"I thought I would take you home, let you live with the country cats. A much easier life. But it occurs to me that maybe your life is here? Maybe you're someone's pet? I'd hate to be accused of pet napping. You'll understand this, cat, but I'm curious, how exactly did you get in? If the windows weren't open, maybe someone just…let you in? Your new owner, maybe? "

The cat gave a muffled meow. A series of them. It was answering. Telling on her. The fink!

What if Superman spoke feline? She wouldn't put it past him. He was fluent in…how many languages? Clark had mentioned that once, had read the Chinese fortune cookie…

"And now that I take a good look at you, you remind me of someone. Turning up where you aren't expected. Maybe a little predatory. Probably you take after your owner? The major difference being that you're here on my lap, and she's currently hiding under my bed wearing a really short skirt."

He had the nerve to laugh at the shocked squeak she couldn't smother.

"Really short," he continued. "Don't think I didn't take advantage of the view…because, well, it is my place, after all…"

She jerked the hem of her skirt down as far as she could in the cramped space.

"Nice pet, Lois," Clark said. "Does he have a name?"

She closed her eyes and let her forehead thunk against the wood floor.

"I never thought of you as the animal type, but I guess… you and I learn new things about each other every day."

When she opened her eyes, he was there. Stretched out fully, hovering an inch off the floor.

"Hi, Clark," she said weakly, brushing a fringe of wet hair out of her eyes.

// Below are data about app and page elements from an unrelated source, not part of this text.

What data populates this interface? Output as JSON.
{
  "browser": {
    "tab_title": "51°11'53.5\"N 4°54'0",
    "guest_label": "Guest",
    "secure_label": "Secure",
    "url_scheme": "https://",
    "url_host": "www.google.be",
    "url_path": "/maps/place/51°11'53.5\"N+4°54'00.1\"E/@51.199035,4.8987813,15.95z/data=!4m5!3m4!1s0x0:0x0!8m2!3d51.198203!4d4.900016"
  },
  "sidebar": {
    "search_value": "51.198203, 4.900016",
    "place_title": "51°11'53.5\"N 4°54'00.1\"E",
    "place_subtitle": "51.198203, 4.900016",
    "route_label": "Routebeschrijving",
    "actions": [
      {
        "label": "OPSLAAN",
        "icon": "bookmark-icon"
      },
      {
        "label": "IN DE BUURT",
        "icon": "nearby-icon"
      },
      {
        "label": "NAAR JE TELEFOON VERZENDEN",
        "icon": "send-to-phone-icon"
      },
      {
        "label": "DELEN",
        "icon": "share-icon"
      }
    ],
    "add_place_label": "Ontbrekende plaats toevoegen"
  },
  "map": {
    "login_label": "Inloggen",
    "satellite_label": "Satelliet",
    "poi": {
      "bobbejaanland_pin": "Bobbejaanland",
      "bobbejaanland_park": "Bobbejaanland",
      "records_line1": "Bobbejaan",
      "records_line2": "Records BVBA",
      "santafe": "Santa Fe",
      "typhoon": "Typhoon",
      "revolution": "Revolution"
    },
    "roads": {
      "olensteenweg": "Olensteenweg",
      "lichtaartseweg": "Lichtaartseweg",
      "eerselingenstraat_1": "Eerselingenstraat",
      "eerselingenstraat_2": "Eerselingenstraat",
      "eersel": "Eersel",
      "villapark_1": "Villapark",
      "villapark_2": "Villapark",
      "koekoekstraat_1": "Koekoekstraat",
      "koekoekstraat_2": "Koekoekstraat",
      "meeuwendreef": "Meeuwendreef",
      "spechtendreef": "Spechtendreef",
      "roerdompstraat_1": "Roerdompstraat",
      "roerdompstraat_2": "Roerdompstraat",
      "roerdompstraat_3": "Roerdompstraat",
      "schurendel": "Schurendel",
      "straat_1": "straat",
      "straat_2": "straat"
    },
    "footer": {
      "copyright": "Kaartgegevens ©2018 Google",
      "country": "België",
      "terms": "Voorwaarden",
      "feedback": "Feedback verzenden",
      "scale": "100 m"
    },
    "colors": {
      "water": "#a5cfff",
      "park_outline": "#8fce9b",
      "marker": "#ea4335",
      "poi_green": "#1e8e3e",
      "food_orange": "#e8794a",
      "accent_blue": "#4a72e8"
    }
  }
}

"Some weather we're having, huh?" Superman answered easily. "You look like something the cat dragged in."